Floating rocks

There are only 2 rocks that can float on water, and one of them has a fiery origin. Pumice. A light rock full of vesicles (bubbles) that has the ability to spread joy to anyone who has ever encountered large blocks of it in the wild.

Not even volcanologists can resist the ‘strong-man’ photo opportunity when large blocks of pumice are around!

Pumice contains at least 50% vesicles, or voids that formed from a large amount of bubbles within the original magma. When the erupted magma cools these bubbles remain in the rock as vesicles.
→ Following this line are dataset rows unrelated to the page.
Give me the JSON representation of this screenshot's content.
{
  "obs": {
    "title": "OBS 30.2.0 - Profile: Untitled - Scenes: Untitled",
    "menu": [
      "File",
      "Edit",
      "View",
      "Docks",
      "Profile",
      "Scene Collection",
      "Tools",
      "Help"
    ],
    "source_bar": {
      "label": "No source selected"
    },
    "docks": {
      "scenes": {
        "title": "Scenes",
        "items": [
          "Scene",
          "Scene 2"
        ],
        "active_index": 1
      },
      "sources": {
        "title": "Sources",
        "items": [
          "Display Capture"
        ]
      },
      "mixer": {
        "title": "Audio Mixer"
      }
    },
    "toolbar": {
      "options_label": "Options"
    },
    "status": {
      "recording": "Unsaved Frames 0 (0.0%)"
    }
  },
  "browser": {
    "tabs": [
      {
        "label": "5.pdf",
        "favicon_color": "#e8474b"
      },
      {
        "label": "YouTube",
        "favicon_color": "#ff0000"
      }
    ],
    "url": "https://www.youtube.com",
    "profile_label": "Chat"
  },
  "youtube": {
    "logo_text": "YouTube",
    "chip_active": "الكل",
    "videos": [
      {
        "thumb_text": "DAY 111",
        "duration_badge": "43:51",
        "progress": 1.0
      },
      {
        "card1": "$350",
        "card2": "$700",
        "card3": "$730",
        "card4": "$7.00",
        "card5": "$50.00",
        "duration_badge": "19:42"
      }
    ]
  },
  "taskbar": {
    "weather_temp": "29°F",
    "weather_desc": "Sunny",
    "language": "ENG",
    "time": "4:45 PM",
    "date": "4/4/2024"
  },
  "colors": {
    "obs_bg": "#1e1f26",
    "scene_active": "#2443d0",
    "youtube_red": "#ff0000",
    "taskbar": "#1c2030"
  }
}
Many of the vesicles will be joined to other vesicles and form an interlocking maze of tubes throughout the rock; however, others will remain completely isolated and it is these that give the pumice it’s prolonged bouyancy in water.

Pumice from unobserved eruptions in our oceans can be found many hundreds to thousands of kilometres away from their source, and may be the only evidence of some eruptions in the ocean.

Eventually a floating pumice will become water-logged and sink to the depths of the ocean, becoming preserved within the rock record for millions of years.


The only other rock to float on water is called diatomite – a rock formed from the skeletal remains of billions of microscopic organisms called diatoms.